PROMPT: Look through the lines below and extract any with the word "data".

ENTRIES SUPPLIED:

☆ ☆ ☆ ☆

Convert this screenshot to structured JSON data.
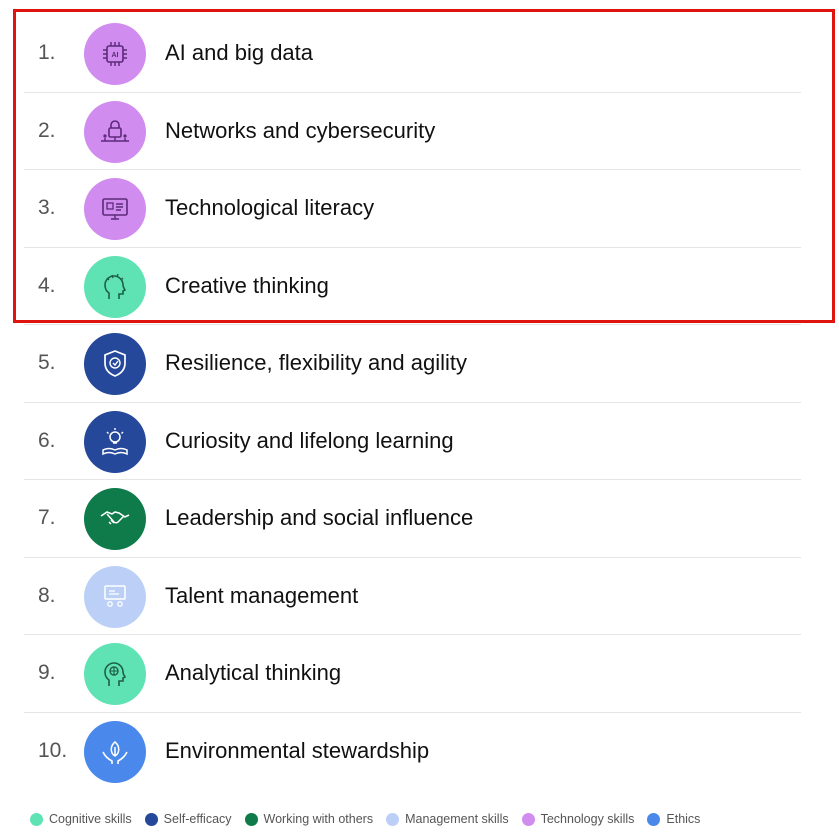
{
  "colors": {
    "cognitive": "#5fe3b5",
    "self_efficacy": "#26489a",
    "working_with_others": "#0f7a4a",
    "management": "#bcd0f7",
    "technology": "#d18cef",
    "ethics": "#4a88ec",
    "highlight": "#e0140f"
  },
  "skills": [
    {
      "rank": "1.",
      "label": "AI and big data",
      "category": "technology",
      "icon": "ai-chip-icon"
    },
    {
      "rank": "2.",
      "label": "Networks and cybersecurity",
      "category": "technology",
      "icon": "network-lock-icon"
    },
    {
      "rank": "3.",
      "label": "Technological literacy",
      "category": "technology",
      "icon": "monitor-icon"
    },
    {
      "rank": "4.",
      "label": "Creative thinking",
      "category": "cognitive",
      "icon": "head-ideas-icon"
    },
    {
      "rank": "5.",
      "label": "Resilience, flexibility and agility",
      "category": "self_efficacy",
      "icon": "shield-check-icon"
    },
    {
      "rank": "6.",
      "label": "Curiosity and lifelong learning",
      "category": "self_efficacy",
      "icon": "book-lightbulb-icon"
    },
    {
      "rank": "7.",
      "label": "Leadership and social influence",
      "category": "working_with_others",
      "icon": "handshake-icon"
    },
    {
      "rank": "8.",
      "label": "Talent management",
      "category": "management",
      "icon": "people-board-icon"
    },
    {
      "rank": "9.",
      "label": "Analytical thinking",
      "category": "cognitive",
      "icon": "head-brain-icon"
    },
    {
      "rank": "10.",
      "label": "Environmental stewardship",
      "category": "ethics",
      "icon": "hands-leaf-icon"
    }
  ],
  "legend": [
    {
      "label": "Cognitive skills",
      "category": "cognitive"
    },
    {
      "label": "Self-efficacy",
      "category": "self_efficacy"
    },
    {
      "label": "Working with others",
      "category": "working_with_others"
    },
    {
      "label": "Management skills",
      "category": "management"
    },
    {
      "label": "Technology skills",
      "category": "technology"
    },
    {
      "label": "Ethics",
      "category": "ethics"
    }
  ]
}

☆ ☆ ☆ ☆

SOLUTION TO THIS TASK:
Convert this screenshot to structured JSON data.
      "label": "AI and big data",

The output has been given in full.